29 ENERGY PLANNING, POLICY AND ECONOMY; 01 COAL, LIGNITE, AND PEAT; COAL MINING; LEASES; MINING LAWS; LEGAL ASPECTS; NEW MEXICO; CASE LAW; LAWSUITS; LAWS; MINING; NORTH AMERICA; SOUTHWEST REGION; USA 294001* -- Energy Planning & Policy-- Coal; 017000 -- Coal, Lignite, & Peat-- Legislation & Regulations

Citation Formats

Bird, T.C. Coal leases held real property. United States: N. p., 1981. Web.
Bird, T.C. Coal leases held real property. United States.
Bird, T.C. Wed . "Coal leases held real property". United States.
@article{osti_6202470,
title = {Coal leases held real property},
author = {Bird, T.C.},
abstractNote = {Coal leases, which granted an exclusive, 20-year right to mine and dispose of coal, and provided for 20-year renewal options, held community real property so that any lease conveyance was void unless joined in by both spouses. In Padilla vs Roller (94 NM 234, 608 P.2d 1116 (1980), the court confronted the question of whether the transfers of a coal lease were void for the failure of the conveyor's wife to sign the transfer document. In a terse opinion written by Justice Federici, the New Mexico Supreme Court analogized the Padilla case to earlier cases involving other mineral leases. The court pointed out that oil, gas, and mineral leases had been held to be real property. The case of Terry vs Humphreys (1922) established that an oil or gas lease extending over a period of more than five years represents real property of the community and, consequently, requires the joinder of both spouses for its valid conveyance. The Padilla decision, in light of relevant case law, represents a consistent extension of the Humphreys rule. The terms of the leases involved in Padilla were similar to the terms of the leases construed in earlier cases. The fact that coal, rather than oil or gas, was at issue afforded no reason for barring the appliation of the rule. The Padilla decision, then, is a reasonable extension of well-established law into an increasingly significant area of resource development.},
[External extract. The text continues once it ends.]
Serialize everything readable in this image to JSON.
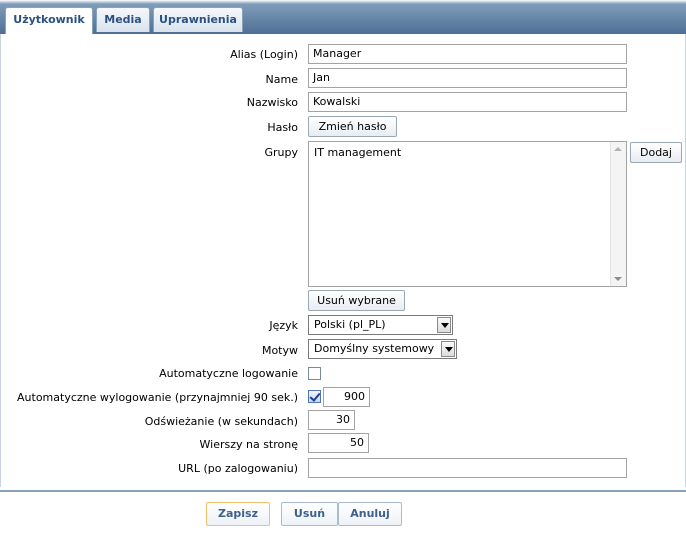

doi = {},
journal = {Nat. Resour. J.; (United States)},
number = ,
volume = 21:2,
place = {United States},
year = {1981},
month = {4}
}